START Listed entries

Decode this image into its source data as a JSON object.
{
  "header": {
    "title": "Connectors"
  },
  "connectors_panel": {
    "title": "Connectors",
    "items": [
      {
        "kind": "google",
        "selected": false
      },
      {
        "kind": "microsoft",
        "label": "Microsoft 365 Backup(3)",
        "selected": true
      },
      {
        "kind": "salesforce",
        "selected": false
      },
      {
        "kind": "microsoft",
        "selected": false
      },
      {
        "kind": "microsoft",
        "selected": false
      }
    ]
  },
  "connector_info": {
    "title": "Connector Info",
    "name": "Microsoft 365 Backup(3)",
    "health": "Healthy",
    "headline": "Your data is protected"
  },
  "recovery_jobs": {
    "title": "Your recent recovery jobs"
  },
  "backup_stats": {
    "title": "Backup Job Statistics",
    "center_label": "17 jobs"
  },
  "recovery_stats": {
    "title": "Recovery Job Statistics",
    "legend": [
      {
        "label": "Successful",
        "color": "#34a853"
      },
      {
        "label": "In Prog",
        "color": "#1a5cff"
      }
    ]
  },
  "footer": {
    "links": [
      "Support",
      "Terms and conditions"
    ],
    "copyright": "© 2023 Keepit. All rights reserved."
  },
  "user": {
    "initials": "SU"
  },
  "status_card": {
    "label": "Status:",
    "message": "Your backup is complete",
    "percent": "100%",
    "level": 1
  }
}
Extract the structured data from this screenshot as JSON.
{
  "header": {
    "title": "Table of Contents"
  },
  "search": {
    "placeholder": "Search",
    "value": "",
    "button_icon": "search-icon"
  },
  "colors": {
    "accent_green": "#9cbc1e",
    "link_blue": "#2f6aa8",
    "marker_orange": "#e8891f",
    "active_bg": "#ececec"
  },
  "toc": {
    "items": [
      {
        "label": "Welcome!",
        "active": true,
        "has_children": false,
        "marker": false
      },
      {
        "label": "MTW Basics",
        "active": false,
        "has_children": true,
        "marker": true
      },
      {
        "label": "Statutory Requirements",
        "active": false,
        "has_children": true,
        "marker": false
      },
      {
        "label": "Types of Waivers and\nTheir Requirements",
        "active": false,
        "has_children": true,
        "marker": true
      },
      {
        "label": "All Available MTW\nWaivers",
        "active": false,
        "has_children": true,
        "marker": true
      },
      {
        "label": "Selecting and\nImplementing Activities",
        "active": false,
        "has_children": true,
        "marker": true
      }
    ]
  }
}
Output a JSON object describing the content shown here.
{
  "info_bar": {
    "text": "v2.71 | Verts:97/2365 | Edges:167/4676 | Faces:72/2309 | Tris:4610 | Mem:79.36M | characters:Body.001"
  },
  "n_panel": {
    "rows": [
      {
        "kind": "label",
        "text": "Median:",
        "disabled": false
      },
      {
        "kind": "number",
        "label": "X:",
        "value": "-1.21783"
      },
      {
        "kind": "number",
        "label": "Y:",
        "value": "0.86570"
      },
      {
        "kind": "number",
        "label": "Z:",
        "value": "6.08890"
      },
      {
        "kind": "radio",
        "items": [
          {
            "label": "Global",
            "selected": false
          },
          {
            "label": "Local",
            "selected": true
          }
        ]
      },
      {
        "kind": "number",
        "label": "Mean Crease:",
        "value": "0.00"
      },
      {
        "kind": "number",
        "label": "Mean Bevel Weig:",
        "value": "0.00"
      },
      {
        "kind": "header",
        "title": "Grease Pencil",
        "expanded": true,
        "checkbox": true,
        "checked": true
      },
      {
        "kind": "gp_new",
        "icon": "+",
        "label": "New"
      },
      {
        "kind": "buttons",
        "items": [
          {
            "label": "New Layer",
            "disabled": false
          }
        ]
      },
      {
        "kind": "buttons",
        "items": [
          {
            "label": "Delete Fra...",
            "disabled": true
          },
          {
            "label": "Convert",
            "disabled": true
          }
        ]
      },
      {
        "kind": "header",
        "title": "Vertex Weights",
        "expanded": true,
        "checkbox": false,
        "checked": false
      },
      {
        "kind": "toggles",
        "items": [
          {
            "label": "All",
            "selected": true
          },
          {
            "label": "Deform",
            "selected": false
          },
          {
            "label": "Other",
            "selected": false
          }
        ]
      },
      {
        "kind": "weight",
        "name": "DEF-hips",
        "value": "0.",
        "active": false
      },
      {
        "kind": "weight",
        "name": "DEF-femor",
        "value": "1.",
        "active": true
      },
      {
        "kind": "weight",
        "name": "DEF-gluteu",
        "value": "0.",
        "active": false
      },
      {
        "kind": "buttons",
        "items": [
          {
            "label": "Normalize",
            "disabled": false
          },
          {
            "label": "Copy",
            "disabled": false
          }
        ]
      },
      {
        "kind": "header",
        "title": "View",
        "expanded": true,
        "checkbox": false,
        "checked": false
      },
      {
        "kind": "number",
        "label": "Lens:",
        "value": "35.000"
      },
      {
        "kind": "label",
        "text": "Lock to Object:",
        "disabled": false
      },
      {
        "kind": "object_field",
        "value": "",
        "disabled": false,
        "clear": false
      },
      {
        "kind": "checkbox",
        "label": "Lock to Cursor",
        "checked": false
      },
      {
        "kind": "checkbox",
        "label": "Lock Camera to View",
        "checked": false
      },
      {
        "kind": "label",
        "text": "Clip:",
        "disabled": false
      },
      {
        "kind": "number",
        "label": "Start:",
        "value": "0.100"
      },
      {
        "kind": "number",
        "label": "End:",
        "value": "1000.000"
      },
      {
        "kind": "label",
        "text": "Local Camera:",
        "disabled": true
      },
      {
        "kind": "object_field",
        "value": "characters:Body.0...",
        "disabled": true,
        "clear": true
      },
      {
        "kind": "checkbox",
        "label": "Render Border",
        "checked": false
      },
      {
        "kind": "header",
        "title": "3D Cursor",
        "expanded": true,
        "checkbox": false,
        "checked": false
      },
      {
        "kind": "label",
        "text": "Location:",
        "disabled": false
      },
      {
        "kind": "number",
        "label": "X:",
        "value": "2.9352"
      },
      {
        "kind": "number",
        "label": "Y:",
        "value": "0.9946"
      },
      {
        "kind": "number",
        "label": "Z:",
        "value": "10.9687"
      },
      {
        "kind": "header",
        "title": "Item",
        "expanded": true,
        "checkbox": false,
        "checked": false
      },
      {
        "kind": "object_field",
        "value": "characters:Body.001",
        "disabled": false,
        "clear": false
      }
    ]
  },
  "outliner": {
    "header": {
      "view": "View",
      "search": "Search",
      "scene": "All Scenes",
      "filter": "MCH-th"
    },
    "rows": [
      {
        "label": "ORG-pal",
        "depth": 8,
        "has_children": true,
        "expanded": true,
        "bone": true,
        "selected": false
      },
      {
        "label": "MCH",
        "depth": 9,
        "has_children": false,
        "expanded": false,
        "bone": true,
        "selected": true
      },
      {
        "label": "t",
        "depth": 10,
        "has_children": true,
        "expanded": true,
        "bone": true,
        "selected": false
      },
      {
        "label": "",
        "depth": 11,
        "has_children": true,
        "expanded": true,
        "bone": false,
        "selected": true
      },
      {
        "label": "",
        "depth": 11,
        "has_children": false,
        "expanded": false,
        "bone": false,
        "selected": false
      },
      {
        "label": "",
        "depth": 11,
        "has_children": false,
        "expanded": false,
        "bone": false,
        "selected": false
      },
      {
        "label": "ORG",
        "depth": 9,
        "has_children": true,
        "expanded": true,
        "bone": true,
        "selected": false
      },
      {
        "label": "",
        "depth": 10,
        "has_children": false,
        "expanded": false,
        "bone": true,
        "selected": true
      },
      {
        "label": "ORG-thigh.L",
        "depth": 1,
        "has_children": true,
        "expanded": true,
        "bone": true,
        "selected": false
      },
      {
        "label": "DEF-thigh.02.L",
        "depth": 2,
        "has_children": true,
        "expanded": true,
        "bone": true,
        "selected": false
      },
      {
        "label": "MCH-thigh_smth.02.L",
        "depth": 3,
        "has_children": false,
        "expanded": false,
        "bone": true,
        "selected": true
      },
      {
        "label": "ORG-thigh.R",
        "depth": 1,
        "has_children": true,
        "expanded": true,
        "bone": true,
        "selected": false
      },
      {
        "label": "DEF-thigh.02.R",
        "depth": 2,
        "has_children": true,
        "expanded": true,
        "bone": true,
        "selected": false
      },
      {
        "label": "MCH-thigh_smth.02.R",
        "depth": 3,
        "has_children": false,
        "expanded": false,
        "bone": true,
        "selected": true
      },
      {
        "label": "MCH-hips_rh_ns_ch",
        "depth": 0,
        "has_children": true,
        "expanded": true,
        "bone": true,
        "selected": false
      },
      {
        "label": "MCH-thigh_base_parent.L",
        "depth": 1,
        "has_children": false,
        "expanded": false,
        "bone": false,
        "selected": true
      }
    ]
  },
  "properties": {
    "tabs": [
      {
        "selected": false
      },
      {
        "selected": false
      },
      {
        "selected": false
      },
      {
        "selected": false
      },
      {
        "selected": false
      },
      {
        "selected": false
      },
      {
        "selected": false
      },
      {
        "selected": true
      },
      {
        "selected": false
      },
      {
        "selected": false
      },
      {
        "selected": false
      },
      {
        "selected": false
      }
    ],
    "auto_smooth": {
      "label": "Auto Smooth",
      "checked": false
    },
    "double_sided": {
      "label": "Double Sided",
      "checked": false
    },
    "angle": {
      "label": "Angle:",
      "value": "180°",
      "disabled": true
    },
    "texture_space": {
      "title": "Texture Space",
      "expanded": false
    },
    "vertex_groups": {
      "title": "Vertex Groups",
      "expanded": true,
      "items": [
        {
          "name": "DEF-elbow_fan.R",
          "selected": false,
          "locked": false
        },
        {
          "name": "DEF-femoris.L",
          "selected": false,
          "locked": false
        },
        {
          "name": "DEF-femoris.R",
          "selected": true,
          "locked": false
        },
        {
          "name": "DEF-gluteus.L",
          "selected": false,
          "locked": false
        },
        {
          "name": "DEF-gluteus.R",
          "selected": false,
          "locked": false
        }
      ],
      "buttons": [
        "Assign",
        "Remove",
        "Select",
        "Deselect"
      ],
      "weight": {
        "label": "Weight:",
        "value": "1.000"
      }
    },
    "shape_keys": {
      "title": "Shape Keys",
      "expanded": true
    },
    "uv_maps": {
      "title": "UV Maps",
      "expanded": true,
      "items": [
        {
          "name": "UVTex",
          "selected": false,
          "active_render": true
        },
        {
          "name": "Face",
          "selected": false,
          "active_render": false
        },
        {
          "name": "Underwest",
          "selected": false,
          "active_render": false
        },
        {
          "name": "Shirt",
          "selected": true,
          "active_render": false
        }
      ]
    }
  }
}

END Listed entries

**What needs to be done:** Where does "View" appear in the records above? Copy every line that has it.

**Answer box:**
        "title": "View",
        "label": "Lock Camera to View",
      "view": "View",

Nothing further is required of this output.